In Shakespeare’s Twelfth Night, Maria writes a letter to trick Malvolio into thinking Olivia loves him. In response, Malvolio did the crazy things, like wearing yellow stockings, which Maria suggested in the fake letter. Seeing Malvolio's crazy behavior, out of earshot, Fabian exclaims, “If this were played upon a stage now; I could condemn it as an improbable fiction.”
The line could also have been used by rising fourth-year Avery Erskine (College ’22) at many points during the journey to presenting her own production of the play last year. In what has become a familiar tale across the arts and throughout life in general, Erskine had very different production plans than those that ultimately materialized. She had been elected to direct the show in November of 2019, completed casting and had begun intensive rehearsals.
She was deep into the process, having chosen to mimic the aesthetics of 1950’s advertisements to highlight the strict heteronormativity and gender roles that Shakespeare’s characters challenge and break. She would rely heavily on visual elements, devising a multi-leveled stage, brightly-colored costumes, lights, and backdrops, and a heavy emphasis on physical comedy and careful blocking.
Erskine was working tirelessly with her cast and was only weeks away from opening night of her Shakespeare on the Lawn production at the Student Activities Building when the world stopped last March. There were only three weeks until opening night.
There were many more questions than answers for all of us in those early days, but Erskine knew one thing for sure: “I was determined from the outset not to let this go.” In fact, she succeeded in getting a $3,000 grant from the Miller Arts Scholars to present it as a live production in the Fall of 2020. When officials told her this would not happen, Erskine said the certainty was almost liberating. She moved straight to Plan C and talked with UVA Drama professor Dave Dalton about moving forward with it as a radio play.
She found that nearly all her cast members were willing and able to roll with the format change. Now all Erskine had to do was to add “technology expert” to her resume. She worked with UVA professor and noted sound designer Michael Rasbury on what she would need to learn, purchased microphones, took her own crash course in Logic Pro software, and was ready to go. The cast began Zoom rehearsals on September 21, logging in from around the country and the world, including India and the United Kingdom. Erskine and her cast spent three hours rehearsing on Zoom each night before recording the production over a three-week period starting in October.
Erskine, who had previously relied on movement, body language and visual cues to tell the story, now faced the challenge of making the Bard’s language, and this classic story, accessible to contemporary audiences. One way she accomplished this was by adding a narrator to the cast, played by Maille-Rose Smith.
The recording, of course, was just the start. “I think I spent a total of 100 hours editing before this piece was truly ready,” Erskine said.

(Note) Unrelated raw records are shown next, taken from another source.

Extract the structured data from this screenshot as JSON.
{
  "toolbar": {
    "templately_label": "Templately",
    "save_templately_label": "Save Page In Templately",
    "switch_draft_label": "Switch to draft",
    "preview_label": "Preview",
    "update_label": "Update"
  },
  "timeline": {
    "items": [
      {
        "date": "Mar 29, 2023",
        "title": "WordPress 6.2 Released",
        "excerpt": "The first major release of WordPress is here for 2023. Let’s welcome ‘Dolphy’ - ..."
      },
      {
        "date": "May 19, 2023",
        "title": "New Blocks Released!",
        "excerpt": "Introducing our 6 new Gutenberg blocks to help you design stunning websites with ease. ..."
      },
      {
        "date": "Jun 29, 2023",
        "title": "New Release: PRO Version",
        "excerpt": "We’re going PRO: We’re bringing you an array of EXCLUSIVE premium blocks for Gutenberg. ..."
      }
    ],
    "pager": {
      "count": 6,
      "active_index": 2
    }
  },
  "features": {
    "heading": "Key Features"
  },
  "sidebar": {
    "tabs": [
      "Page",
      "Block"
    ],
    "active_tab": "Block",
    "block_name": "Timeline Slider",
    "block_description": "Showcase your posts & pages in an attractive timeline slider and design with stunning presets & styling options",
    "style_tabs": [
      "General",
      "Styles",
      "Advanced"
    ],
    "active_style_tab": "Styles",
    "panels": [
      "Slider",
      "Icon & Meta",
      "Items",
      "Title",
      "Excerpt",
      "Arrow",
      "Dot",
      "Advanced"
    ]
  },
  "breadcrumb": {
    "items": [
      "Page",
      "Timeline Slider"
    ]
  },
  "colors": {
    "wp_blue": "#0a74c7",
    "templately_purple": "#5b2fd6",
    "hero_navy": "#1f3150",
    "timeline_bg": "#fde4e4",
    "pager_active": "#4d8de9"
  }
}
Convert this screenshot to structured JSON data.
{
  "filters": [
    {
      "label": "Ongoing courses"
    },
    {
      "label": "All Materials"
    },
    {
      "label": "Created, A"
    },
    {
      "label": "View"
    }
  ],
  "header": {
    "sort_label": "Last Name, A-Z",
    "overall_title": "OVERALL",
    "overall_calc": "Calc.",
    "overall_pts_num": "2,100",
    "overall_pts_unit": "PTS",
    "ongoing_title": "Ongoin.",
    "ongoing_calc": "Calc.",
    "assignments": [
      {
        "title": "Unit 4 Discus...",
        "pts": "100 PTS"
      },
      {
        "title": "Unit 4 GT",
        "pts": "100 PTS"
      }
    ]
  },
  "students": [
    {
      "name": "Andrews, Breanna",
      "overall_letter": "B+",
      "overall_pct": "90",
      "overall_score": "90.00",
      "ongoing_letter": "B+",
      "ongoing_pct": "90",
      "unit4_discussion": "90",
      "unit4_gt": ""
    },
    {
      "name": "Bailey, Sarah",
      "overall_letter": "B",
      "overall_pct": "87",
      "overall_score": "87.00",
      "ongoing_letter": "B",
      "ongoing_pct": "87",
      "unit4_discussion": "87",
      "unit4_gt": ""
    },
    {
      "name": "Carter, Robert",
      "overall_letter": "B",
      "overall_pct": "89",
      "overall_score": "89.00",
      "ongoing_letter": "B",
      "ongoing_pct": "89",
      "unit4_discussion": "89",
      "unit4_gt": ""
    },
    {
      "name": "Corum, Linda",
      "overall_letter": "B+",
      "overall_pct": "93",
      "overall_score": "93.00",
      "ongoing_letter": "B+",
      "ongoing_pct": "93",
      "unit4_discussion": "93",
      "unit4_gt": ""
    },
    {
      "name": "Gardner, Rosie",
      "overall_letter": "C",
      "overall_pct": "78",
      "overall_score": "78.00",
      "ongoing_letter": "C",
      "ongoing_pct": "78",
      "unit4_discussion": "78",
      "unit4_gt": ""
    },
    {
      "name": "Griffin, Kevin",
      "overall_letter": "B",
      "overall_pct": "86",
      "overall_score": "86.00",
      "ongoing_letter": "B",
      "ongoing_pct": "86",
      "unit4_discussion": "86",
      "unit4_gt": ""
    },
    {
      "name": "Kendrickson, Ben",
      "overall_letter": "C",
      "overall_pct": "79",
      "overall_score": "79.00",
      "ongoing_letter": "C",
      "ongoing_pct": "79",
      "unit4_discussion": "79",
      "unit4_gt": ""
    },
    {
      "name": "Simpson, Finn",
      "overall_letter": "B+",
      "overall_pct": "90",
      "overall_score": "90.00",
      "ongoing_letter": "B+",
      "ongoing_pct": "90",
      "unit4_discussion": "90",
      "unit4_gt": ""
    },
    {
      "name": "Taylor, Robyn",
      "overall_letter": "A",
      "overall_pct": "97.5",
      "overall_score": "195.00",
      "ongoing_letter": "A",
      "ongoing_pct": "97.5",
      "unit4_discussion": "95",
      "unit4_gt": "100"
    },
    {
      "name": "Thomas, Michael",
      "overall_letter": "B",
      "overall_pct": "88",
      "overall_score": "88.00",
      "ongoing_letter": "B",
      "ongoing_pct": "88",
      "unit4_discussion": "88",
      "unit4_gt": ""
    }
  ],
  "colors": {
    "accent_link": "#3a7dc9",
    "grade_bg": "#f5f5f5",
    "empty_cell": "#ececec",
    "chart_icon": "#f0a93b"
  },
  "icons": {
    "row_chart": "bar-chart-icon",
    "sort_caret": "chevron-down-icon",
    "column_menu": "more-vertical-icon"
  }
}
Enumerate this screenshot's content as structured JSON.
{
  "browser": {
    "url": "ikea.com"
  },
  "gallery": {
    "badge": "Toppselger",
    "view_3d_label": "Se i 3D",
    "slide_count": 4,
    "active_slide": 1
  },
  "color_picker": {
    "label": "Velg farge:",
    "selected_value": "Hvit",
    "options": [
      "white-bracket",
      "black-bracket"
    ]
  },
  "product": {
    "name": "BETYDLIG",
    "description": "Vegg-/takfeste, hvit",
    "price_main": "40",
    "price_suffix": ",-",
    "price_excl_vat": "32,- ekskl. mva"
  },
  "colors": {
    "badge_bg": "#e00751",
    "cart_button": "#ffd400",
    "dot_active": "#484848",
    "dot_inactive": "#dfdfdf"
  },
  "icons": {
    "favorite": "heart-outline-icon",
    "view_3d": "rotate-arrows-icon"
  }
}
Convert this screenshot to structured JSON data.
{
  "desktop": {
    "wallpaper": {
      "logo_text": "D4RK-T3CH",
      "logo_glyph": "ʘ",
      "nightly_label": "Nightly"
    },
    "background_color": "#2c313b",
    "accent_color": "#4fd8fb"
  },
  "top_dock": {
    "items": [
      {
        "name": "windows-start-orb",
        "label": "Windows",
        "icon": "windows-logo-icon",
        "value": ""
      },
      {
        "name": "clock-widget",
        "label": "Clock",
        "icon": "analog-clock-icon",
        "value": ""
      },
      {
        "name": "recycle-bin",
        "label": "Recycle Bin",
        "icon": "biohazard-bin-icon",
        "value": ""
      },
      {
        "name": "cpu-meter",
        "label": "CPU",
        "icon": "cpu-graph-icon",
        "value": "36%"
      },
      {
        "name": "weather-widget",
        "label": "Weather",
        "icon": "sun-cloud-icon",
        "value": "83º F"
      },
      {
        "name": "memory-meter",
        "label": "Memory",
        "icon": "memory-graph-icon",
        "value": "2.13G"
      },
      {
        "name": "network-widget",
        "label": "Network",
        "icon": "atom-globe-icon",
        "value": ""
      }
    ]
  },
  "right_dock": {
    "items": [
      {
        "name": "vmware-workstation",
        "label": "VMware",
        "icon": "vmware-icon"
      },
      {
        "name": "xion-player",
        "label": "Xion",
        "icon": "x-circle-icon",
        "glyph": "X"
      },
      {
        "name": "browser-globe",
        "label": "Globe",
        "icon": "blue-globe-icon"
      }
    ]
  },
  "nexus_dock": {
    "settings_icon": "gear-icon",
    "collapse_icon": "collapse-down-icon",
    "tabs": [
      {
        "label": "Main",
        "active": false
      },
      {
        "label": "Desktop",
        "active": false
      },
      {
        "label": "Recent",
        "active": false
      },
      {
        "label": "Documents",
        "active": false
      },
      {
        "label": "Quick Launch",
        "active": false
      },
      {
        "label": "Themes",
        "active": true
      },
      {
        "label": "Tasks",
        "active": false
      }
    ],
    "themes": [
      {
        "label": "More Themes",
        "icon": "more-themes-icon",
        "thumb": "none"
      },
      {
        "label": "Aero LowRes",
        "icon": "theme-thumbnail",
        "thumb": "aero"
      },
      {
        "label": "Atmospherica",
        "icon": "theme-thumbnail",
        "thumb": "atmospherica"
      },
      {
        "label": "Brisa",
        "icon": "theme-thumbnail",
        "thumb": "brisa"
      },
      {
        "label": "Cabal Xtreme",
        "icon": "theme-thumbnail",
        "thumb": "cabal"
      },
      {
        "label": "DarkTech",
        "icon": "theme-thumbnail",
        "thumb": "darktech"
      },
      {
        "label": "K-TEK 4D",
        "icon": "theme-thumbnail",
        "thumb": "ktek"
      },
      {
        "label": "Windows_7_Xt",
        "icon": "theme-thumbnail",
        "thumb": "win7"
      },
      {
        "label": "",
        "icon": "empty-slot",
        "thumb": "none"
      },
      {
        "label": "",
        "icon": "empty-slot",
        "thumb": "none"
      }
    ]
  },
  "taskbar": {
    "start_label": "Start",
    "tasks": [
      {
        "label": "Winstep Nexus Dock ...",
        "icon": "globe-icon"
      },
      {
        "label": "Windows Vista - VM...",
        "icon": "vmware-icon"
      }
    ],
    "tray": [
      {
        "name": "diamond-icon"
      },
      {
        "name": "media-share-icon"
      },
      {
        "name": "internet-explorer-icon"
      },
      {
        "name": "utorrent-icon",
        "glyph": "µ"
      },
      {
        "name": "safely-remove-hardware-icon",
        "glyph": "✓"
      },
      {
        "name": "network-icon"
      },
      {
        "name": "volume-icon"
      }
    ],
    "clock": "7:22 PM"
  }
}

While the editing was largely a solitary pursuit, she was quick to point out that none of this could have happened without the support and input of her colleagues, including Michael McNulty, who contributed the score and delivered remarkable results with minimal input, as well as stage manager Charlie Mooz and assistant director Tanaka Muvavarirwa. “Those two kept me sane as friends, and I would send them every cut, and they would give me notes, which meant I was not the only one critiquing and making changes to the final project.”
Like many of us during the pandemic, Erskine learned how to get by with a lot of help from her friends. Erskine said putting the project together was one thing, but the support of WTJU gave them both a distribution channel and some much-appreciated technical support. Her Miller Arts Scholar cohorts offered a constant sounding board: “They were a network I could lean on and were instrumental in my being able to complete this project.”
While she never got to have the opening night moment that brings directors a familiar combination of terror and delight, Erskine did get a moment that seemed appropriate for a solitary age: “I have this video on my phone of when I had finally finished the cut of the first episode,” she said. “I heard Maillereading the closing credits, and to hear all of those names at once with Michael’s music behind them, I was able to say, ‘I put this together. We did that. This is real. And it exists solely because we worked so hard on it.’”